Fuel-saving technologies are seldom visible, so look for videos that illustrate how they work. These can include cylinder deactivation, Atkinson-cycle engines, Eco mode buttons, and idle start-stop.
Vehicle electrification is one of the hottest topics right now, so be ready. Customers may want answers to such questions as the difference between a hybrid and a plug-in hybrid, and why the latter is pricier; a mild hybrid versus a full hybrid; fast-charging and home charging; what can affect an electric vehicle’s range; and the maintenance they require. Electric vehicles have to fit the owner’s lifestyle and not the other way around, so people need to know everything if it’s the first time they’re considering one.
Transmissions aren’t really considered a feature, but many buyers don’t know the difference between an automatic, a CVT, or a dual-clutch unit. They may also be unclear on why an automatic may have manual shift mode; why an SUV may offer tow mode; or why some transmissions have considerably more gears than others.
All-wheel drive and four-wheel drive are often misunderstood, especially since there are different types and automakers may use the terms interchangeably. Customers may have the impression that some AWD sport-utilities are more off-road-capable than they really are, or they may not know that some 4x4 trucks and SUVs shouldn’t be driven on hard surfaces in four-wheel if they don’t have a full-time system.

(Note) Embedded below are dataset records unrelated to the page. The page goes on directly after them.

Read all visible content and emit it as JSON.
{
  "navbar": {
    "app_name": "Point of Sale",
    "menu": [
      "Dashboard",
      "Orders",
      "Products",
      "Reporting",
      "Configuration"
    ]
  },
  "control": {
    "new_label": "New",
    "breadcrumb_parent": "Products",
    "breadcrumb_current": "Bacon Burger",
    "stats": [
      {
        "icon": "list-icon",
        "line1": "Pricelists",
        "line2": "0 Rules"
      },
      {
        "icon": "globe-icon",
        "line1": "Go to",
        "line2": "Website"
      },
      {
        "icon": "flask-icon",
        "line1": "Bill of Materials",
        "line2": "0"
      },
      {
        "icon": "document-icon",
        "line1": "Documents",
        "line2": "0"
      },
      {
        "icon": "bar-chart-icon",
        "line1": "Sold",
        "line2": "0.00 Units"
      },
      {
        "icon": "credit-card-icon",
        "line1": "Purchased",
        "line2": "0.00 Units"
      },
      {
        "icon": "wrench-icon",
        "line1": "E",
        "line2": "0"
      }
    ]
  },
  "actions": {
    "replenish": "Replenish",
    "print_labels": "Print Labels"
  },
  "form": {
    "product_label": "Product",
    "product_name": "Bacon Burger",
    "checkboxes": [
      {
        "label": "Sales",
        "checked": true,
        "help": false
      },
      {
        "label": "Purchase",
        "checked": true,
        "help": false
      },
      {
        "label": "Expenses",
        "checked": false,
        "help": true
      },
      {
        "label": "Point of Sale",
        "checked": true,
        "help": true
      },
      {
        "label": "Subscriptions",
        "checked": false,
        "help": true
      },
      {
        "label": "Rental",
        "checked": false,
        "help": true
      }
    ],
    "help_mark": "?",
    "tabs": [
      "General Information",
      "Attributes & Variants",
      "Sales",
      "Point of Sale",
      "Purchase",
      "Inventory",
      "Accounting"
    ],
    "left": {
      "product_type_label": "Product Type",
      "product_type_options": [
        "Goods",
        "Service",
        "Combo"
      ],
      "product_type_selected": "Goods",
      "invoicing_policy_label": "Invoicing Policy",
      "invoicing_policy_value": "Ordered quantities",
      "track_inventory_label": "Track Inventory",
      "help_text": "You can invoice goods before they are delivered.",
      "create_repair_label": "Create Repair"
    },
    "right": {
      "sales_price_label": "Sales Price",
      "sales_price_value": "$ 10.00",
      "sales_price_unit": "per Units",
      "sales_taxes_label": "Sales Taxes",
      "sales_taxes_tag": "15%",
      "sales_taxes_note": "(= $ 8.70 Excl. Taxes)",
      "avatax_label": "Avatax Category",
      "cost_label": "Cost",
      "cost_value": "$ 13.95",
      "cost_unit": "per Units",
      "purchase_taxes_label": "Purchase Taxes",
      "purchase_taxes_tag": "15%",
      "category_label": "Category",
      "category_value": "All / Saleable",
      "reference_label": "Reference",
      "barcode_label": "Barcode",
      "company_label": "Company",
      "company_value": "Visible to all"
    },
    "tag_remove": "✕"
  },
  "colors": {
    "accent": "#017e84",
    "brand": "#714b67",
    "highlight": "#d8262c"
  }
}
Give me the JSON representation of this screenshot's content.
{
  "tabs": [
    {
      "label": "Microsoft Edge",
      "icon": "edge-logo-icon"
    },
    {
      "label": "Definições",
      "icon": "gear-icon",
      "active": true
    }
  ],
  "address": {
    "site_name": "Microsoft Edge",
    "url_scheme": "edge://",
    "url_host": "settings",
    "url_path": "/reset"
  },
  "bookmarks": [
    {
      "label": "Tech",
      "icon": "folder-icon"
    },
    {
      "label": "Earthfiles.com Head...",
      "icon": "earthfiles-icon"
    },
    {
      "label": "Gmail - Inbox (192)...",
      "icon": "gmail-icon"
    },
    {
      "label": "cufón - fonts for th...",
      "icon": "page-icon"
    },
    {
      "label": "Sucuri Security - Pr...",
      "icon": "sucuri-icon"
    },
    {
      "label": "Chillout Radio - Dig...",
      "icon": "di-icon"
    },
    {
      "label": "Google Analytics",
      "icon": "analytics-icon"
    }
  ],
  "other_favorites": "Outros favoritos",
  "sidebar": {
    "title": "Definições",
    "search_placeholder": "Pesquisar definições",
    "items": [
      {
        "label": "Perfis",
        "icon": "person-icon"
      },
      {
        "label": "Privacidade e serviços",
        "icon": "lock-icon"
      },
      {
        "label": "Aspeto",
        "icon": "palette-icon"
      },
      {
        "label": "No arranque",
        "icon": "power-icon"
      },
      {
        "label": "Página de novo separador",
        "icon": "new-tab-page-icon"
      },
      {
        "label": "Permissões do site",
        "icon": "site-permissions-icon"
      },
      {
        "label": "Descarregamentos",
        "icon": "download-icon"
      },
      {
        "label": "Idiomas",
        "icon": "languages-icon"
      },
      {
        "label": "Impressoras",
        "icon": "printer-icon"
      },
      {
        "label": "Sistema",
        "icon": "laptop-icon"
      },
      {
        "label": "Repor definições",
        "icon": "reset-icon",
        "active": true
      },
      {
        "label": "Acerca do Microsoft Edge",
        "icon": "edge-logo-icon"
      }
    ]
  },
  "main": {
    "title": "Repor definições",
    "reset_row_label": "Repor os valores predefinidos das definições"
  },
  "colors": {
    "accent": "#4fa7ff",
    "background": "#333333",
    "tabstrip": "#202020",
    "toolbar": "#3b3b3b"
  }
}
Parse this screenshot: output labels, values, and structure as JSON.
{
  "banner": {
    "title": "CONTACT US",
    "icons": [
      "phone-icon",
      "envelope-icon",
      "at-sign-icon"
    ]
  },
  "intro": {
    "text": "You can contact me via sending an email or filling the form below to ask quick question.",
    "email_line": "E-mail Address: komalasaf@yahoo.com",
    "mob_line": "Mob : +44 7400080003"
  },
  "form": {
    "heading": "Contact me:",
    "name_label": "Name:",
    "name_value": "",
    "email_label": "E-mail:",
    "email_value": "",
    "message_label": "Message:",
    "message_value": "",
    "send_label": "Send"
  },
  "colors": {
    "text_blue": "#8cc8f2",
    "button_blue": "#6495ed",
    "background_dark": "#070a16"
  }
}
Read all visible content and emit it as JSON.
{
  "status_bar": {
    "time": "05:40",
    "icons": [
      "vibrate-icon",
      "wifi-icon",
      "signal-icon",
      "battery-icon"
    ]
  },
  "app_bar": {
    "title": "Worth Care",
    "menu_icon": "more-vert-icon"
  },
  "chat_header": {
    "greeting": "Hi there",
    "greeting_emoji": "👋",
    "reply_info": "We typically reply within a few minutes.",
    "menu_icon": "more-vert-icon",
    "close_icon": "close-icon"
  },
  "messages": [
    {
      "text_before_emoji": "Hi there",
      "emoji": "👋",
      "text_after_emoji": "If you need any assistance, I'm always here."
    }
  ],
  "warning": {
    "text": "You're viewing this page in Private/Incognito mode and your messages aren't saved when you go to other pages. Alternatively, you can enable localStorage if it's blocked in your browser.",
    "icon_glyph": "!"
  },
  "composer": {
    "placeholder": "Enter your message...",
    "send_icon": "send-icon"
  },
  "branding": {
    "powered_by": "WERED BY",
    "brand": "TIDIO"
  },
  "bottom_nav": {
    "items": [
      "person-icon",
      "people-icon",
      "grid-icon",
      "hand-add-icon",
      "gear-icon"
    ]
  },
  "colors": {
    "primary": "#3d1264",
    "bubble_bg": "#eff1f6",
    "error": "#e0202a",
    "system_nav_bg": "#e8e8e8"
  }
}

Infotainment features are a huge one for shoppers, and it’s a long way from the days when they only had to figure out how to reset the clock twice a year. Everyone should be familiar with the various systems – if phone connectivity is wired or wireless, the infotainment menus, how to set a favourite radio station or enter a contact’s information, and how to activate the voice control function. It’s also important to know what each system can’t do, so you can guide customers to the vehicle or trim with the features they desire.
Driver-assist and safety features are another area where everyone needs to be absolutely up-to-date, because new and improved versions are coming along all the time. Customers need to know the difference between warning systems, such as blind-spot monitoring or lane-departure warning that activates chimes or lights as needed to get a driver’s attention; and assist systems, which warn and then provide steering or brake assistance to help bring the driver back from a potential problem.
Highway driving assist features may be misunderstood by consumers, because there are so many levels of these programs. These can range from a simpler system such as adaptive cruise control, which keeps its distance from traffic ahead; to combinations of features that add lane-centring to keep a vehicle in its lane; to sophisticated systems that can operate hands-free for considerable distances through combinations of lane markings and pre-mapped GPS information.
While it’s important to point out a vehicle’s features, especially if they give you an edge over a competitor’s models, it’s also essential that salespeople never oversell an item. Be honest about what the feature can do, whether it’s how much of a difference a fuel-saving feature will make at the pumps, or just how far off the beaten path an AWD system can go. This is especially important with safety features, as they’re meant to be assists, not a substitute for good driving – and despite what some people may think, nothing out there right now is an actual self-driving autonomous car. The more your salespeople know, the more they’re able to pass on, the more they’re able to explain, and the more satisfied your customers will be.